▶ _Exercise material_
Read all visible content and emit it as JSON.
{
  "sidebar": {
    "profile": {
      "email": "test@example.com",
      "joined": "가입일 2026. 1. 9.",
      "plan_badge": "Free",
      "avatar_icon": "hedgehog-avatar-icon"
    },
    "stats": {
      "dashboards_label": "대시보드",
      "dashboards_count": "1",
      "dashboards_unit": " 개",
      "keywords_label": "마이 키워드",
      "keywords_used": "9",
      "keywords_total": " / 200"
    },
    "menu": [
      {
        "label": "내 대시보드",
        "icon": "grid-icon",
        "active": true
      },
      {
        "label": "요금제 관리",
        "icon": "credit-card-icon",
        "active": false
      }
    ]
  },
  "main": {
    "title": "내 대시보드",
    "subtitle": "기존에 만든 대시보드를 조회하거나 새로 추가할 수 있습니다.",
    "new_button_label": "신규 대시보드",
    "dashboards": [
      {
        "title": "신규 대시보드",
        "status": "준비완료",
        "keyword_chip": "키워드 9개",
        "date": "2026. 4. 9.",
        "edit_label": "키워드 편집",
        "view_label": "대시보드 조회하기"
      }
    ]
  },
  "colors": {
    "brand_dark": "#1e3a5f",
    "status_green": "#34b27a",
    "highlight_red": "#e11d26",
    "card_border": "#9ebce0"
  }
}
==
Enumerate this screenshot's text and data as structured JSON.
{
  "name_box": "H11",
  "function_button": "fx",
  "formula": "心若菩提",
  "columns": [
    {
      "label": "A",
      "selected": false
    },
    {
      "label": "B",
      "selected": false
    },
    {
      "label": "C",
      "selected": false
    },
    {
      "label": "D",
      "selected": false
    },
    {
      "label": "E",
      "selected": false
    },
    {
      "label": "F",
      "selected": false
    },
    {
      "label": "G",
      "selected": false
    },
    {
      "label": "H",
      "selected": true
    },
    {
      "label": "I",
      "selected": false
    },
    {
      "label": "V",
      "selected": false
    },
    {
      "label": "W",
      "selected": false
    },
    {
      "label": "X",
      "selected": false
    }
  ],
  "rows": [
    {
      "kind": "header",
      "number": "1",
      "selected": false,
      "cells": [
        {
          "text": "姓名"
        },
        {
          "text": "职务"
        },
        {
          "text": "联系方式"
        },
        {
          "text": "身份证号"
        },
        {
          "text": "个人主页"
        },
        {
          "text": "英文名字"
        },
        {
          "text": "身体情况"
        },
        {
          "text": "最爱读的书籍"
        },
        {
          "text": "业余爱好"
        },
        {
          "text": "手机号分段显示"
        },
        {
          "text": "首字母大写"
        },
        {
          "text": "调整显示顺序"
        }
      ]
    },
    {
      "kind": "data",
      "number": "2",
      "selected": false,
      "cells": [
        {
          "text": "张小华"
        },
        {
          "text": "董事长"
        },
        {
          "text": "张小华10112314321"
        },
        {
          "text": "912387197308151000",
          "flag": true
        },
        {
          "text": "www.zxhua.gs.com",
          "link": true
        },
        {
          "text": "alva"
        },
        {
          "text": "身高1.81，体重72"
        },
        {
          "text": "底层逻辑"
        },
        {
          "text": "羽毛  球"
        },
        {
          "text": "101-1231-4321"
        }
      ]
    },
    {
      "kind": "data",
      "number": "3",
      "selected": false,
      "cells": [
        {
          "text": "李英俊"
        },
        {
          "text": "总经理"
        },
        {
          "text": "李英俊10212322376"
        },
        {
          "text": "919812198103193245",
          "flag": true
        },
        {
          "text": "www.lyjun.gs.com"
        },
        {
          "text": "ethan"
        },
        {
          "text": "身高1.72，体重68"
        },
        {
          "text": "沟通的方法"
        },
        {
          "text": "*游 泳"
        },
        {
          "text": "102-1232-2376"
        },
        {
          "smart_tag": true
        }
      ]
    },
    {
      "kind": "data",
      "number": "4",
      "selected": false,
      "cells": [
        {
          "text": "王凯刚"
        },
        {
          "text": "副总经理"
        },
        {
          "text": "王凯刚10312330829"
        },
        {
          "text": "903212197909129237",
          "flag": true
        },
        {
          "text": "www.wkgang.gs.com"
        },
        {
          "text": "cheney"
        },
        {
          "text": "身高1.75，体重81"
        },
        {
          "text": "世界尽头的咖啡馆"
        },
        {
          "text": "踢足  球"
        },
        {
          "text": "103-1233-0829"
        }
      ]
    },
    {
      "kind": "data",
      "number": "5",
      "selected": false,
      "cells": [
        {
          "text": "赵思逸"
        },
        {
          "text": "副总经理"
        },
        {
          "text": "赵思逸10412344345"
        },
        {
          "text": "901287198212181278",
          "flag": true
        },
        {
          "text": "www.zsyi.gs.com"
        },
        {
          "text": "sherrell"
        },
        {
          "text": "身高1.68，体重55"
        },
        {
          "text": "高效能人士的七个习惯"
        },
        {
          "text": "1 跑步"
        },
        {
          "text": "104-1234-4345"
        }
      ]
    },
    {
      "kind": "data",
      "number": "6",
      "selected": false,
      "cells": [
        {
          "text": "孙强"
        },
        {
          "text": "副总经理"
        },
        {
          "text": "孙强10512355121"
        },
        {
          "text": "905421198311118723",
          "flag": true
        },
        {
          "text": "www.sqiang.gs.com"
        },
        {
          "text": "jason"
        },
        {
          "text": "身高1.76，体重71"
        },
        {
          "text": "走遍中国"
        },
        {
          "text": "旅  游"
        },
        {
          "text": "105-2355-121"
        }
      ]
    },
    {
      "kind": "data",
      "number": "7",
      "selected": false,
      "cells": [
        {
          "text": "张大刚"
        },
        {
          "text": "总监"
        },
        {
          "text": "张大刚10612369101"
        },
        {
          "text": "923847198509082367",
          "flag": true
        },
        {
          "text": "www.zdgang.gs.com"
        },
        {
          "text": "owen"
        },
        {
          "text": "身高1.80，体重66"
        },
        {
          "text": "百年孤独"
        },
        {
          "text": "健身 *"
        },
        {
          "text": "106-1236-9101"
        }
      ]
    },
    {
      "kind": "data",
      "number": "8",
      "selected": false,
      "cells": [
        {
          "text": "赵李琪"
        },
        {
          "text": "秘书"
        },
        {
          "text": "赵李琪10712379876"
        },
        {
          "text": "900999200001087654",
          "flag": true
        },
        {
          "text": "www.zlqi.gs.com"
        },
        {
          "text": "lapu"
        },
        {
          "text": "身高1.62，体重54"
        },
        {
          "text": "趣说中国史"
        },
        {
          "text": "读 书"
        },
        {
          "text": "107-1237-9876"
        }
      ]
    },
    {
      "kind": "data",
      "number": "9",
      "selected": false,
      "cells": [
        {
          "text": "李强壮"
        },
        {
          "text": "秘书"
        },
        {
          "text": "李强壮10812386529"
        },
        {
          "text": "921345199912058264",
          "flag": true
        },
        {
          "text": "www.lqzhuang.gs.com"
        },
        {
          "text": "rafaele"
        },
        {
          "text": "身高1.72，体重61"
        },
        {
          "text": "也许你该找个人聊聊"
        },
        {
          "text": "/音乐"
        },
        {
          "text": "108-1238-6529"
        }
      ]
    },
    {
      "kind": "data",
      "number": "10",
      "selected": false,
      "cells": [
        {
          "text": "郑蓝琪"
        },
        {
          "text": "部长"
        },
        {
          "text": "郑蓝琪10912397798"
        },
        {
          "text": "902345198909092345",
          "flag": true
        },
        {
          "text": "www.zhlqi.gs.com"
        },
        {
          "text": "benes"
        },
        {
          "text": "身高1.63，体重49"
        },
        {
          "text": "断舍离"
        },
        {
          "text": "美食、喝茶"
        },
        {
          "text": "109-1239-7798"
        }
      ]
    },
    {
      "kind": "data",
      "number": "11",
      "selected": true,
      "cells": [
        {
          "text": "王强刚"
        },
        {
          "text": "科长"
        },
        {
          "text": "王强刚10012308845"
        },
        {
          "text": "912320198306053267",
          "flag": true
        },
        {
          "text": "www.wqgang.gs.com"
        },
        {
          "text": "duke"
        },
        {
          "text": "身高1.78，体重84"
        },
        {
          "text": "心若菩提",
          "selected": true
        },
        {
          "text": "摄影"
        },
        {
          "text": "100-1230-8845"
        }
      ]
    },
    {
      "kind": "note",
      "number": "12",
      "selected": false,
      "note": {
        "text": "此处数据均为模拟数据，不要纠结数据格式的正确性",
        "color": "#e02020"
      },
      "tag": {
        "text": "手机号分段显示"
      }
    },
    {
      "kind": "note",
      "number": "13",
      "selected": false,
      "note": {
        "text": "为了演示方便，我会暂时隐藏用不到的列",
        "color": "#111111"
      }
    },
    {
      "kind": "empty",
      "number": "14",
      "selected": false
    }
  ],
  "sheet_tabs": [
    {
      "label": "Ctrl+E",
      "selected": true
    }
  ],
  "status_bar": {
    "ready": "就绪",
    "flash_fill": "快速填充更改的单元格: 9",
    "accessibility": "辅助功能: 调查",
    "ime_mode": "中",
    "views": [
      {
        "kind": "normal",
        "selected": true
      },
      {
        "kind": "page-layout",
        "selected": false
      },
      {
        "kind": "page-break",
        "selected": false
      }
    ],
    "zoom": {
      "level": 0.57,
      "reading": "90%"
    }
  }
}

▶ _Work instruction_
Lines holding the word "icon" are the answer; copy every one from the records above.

▶ _Solution to the problem_
      "avatar_icon": "hedgehog-avatar-icon"
        "icon": "grid-icon",
        "icon": "credit-card-icon",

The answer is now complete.